Speaking at a press conference in Kabul on November 3, he also pledged to eradicate what he called "the stain" of corruption in Afghanistan.
Karzai's only challenger, Abdullah Abdullah, withdrew from the vote on November 1, citing doubts about the fairness of the process.
On November 2, U.S. President Barack Obama congratulated Karzai on securing another term and urged him to do more to fight corruption.
White House Press Secretary Robert Gibbs said Obama was relieved that a complicated Afghan electoral process had concluded.
"I think by all accounts, this has been a difficult process," he said. "This is the first election run by the Afghans. But I think the president, the [U.S.] Embassy there, and everyone can take heart in the notion that the laws of Afghanistan and the institutions of Afghanistan prevailed."
At the State Department, spokesman Ian Kelly said the United States is "prepared to work with this partner, who was elected according to Afghan laws in an election that was conducted by Afghan institutions."
He added, "We have a big stake in Afghanistan. The international community has a big stake in Afghanistan. We stand ready to support them as they go forward."
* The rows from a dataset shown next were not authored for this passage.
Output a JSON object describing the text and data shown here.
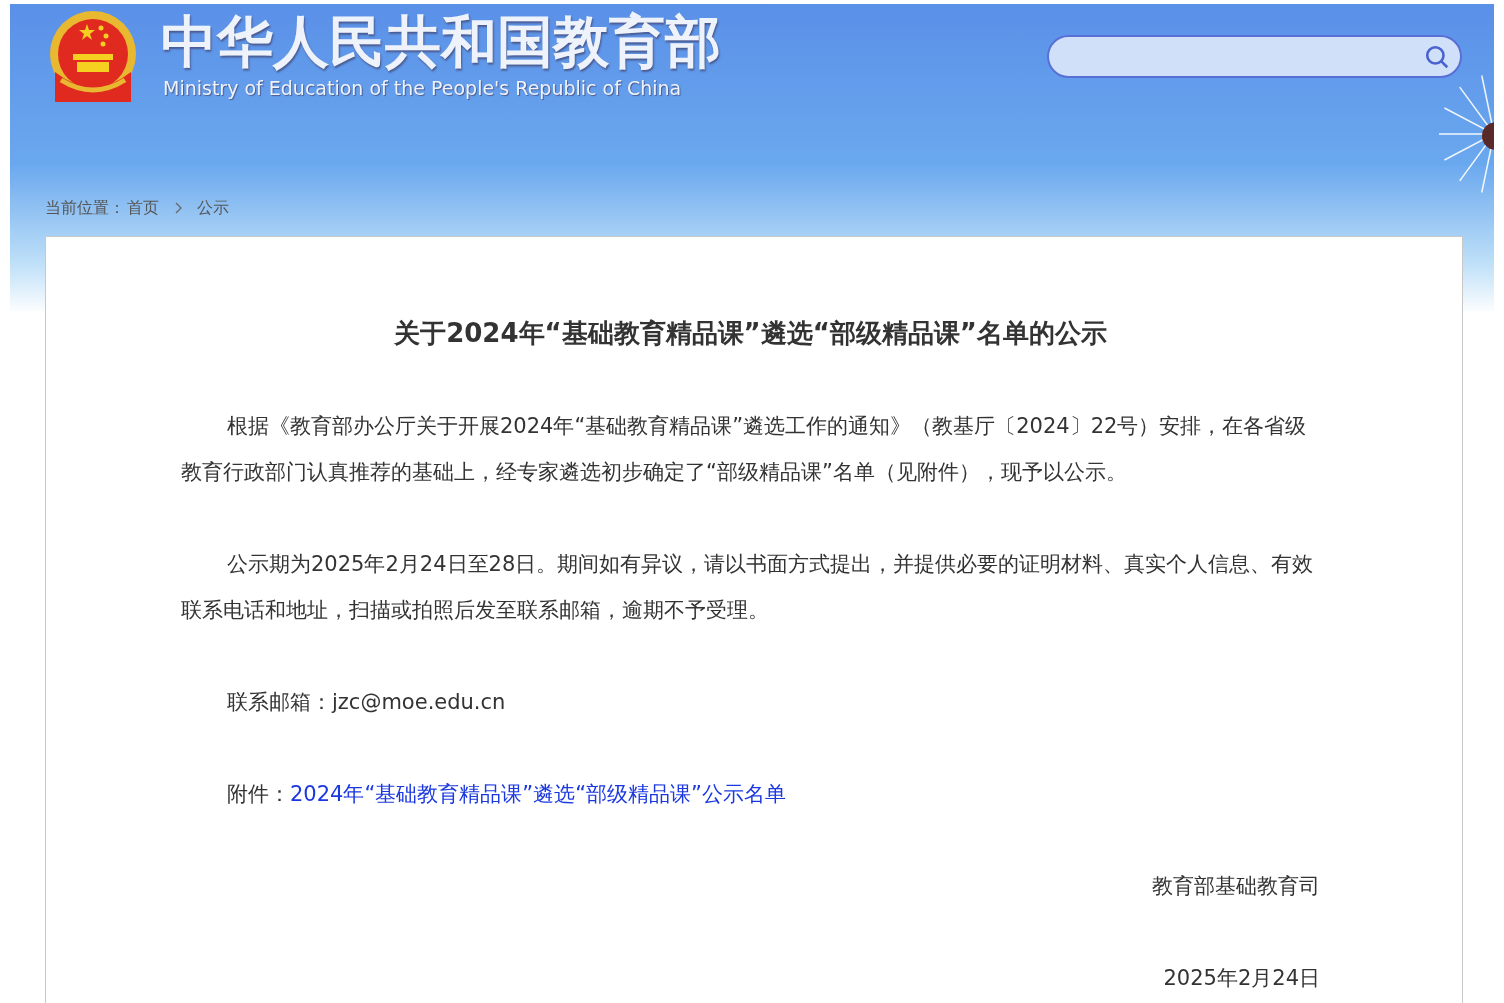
{
  "header": {
    "title": "中华人民共和国教育部",
    "subtitle": "Ministry of Education of the People's Republic of China"
  },
  "breadcrumb": {
    "label": "当前位置：",
    "items": [
      "首页",
      "公示"
    ]
  },
  "article": {
    "title": "关于2024年“基础教育精品课”遴选“部级精品课”名单的公示",
    "paragraphs": [
      "根据《教育部办公厅关于开展2024年“基础教育精品课”遴选工作的通知》（教基厅〔2024〕22号）安排，在各省级教育行政部门认真推荐的基础上，经专家遴选初步确定了“部级精品课”名单（见附件），现予以公示。",
      "公示期为2025年2月24日至28日。期间如有异议，请以书面方式提出，并提供必要的证明材料、真实个人信息、有效联系电话和地址，扫描或拍照后发至联系邮箱，逾期不予受理。"
    ],
    "contact": {
      "label": "联系邮箱：",
      "value": "jzc@moe.edu.cn"
    },
    "attachment": {
      "label": "附件：",
      "link": "2024年“基础教育精品课”遴选“部级精品课”公示名单"
    },
    "signature": "教育部基础教育司",
    "date": "2025年2月24日"
  }
}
EU External Affairs Commissioner Benita Ferrero-Waldner said Abdullah's withdrawal from the presidential campaign and the cancellation of the runoff won't change the EU's plans to increase aid to Afghanistan.
Speaking to journalists in Kabul on November 2, Azizullah Ludin, who heads the Afghan Independent Election Commission (IEC), said "the economic and political fallout of this protracted process" and the prevention of "uncertainty and challenges to the security" were the main reasons behind the commission's decision to call off the runoff.
"In the light of all these arguments and in line with Article 156 of the constitution and Article 49 of the election law," he said, "the election commission is declaring Mr. Hamid Karzai, the leading candidate in the first round of the election and the only candidate in the second round of the election, as the elected president."
The announcement came shortly after visiting UN Secretary-General Ban Ki-moon had called for a decision on the election "as soon as possible." Afterward, Ban said he welcomed the IEC's decison to forego the runoff and declare Karzai the winner.
Earlier in the day, Ban had met separately with Karzai and former Foreign Minister Abdullah Abdullah, who on November 1 withdrew from the second-round runoff because he felt a fair and transparent vote was not possible.
Speaking to journalists in Kabul, Ban expressed hope that the Afghan election commission would uphold the law in deciding whether to go ahead with the vote.
"I am sure that the due process and observance of the law will prevail. And the Afghan Independent Election Commission will apply constitutionally correct procedures," Ban said.
Western diplomats were reportedly not in favor of holding the second-round vote following Abdullah's pullout.
The U.S. Embassy in Kabul and the British government have both welcomed the IEC's decison and congratulated Karzai on his victory.
The runoff was called after a United Nations-backed investigation found that widespread fraud, mainly in favor of Karzai, had been committed during the first-round vote held on August 20.
The UN secretary-general is in Kabul to show solidarity with UN election workers after an attack on a UN guesthouse in the Afghan capital killed five UN international staff and three Afghans last week.